The receivers’ report showed that Nathans had assets of $194.5 million on the day of receivership of which $165.7 million or 85.2 per cent was lent to VTL, master franchisees or on other machine loans.

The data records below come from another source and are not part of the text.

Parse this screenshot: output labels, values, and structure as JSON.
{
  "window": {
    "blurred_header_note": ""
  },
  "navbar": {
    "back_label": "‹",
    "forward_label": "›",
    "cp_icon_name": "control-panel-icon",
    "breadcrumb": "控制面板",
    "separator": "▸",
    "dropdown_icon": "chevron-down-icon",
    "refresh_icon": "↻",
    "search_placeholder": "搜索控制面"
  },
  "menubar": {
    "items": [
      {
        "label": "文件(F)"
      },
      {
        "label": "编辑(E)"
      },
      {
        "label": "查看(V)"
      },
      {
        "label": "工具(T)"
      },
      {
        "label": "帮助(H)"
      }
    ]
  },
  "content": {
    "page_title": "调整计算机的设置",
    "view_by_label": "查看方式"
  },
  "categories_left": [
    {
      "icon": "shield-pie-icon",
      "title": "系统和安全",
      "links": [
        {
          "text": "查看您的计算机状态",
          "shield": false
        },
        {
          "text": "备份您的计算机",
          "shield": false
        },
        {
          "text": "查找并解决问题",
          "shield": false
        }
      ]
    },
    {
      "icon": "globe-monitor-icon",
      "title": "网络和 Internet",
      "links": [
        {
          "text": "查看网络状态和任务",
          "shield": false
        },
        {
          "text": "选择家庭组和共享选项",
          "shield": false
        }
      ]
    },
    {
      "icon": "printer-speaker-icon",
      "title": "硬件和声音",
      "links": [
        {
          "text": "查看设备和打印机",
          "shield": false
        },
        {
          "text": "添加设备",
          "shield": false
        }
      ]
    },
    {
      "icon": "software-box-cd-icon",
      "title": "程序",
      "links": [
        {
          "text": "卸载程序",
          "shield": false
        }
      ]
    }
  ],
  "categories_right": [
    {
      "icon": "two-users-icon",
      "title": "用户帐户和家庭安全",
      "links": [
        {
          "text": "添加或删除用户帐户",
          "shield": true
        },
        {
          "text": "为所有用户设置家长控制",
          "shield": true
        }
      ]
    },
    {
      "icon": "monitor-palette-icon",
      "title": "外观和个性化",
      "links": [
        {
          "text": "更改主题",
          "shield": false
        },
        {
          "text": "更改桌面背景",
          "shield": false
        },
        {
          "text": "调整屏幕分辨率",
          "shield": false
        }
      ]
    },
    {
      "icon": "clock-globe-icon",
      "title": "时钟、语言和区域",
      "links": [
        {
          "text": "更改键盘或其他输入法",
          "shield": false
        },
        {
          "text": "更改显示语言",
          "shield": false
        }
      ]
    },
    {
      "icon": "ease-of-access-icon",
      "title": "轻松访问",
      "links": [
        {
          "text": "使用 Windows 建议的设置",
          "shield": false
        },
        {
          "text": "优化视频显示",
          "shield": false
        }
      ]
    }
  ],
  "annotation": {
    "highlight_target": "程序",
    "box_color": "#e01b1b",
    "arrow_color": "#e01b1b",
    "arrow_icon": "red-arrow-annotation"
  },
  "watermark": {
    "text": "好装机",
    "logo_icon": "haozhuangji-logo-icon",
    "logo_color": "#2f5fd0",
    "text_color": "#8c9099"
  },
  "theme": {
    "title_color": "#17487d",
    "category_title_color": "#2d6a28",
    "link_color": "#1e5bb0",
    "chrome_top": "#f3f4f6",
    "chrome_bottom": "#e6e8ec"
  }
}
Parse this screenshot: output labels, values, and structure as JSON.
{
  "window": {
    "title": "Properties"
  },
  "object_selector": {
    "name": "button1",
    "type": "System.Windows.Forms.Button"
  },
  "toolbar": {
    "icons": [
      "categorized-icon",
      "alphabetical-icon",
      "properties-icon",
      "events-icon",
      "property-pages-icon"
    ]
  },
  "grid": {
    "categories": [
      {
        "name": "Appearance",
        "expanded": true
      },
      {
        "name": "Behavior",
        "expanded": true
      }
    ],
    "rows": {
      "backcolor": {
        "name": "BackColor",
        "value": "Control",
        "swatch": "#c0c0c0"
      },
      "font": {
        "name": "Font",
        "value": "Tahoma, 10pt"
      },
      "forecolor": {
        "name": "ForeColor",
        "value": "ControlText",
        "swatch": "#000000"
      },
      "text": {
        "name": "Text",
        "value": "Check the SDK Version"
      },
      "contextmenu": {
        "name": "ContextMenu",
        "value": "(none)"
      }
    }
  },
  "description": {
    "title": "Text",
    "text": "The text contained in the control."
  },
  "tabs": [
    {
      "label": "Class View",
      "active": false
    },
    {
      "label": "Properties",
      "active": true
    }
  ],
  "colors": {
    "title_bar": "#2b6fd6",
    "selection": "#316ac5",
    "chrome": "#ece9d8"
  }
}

A further $3.7 million was lent to related parties of the directors.
Only a tiny fraction of this $169.4 million has been recovered.
VTL reported a loss of $133 million for the 14 months to August 2007, which had a direct impact on recoveries by the finance company.
Nathans investors have received only 3.7 per cent of their money back and any further returns will be dependent on legal claims against the directors and auditors.
The Crown charged three Nathans Finance directors – Moses, who was chairman, Doolan and Young – with six counts under section 58 of the Securities Act 1978. One was in relation to an investment statement, two related to prospectuses and three related to advertisements or letters sent to investors.
One of the charges relating to an advertisement was dismissed because the letter was not deemed to be an advertisement.
One interesting aspect of Justice Heath’s judgment was the role of the Securities Commission and the conflict between full disclosure and the effect this could have had on Nathans’ ability to raise money from the public.
The finance company received a letter from the commission in March 2006 about the inadequate disclosure of risk, particularly the proportion of Nathans’ funds loaned to VTL and other related parties.
Nathans replied that “the directors were at considerable pains to disclose the significance of the inter-group lending without being completely specific as to the quantum given that it would fluctuate over time”.
Justice Heath reported that Nathans’ internal lawyers “advised the VTL directors (but not Young) that the commission did not propose to take any further action”.
A few months later Nathans’ internal lawyers advised that the inter-company indebtedness, which amounted to 46.2 per cent of assets, should be disclosed in the new prospectus.
The response from directors reflected the tension between full disclosure to the public and the commercial imperative of “selling” the offer to the public.
Moses said that the increased disclosure requirements were “tough” and Hotchin, a director who has pleaded guilty to similar charges faced by the three other Nathans’ directors, responded from the United States: “I strongly urge that the RISK section is changed as if this is going to market NO cash will come in (Hotchin’s emphasis)”.
How many other failed finance companies had inadequate disclosure because directors were afraid full disclosure would restrict their company’s ability to retain existing funds and raise new money?
Why did the Securities Commission not continue to pursue Nathans when it had determined the company had inadequate disclosure?
Justice Heath found the three directors guilty because he was “satisfied that statements made in both the investment statement and the prospectus were material and misleading”.
He said that it was “the combination of statements and material omissions that conveyed a false impression to investors about the true nature of Nathans’ business, the actual state of its financial health and the risks of the investment”.
The judge made several important points, including:
* Loans to VTL companies were supposed to be repaid within 12 months but were consistently rolled and with interest capitalised. This was not disclosed to investors.
* The Nathan directors knew the VTL loans could not be repaid out of revenue; they could be repaid only if VTL sold all or some of its business units.
* Statements about good governance and robust credit management were far from the truth.
* Loans to trusts associated with Doolan, Hotchin and Stevens were made without any inquiry as to the capacity of the trustees to repay them out of trust assets. These loans have not been repaid according to the April 2011 receivers’ report.
Justice Heath’s 156-page judgment is a fascinating read as it shows the Nathans’ directors were hopelessly conflicted, their decision-making processes were poor and disclosure to investors was inadequate.
Most of the failed finance companies had some or all of these characteristics. The many upcoming court cases for these companies should be extremely revealing in this regard.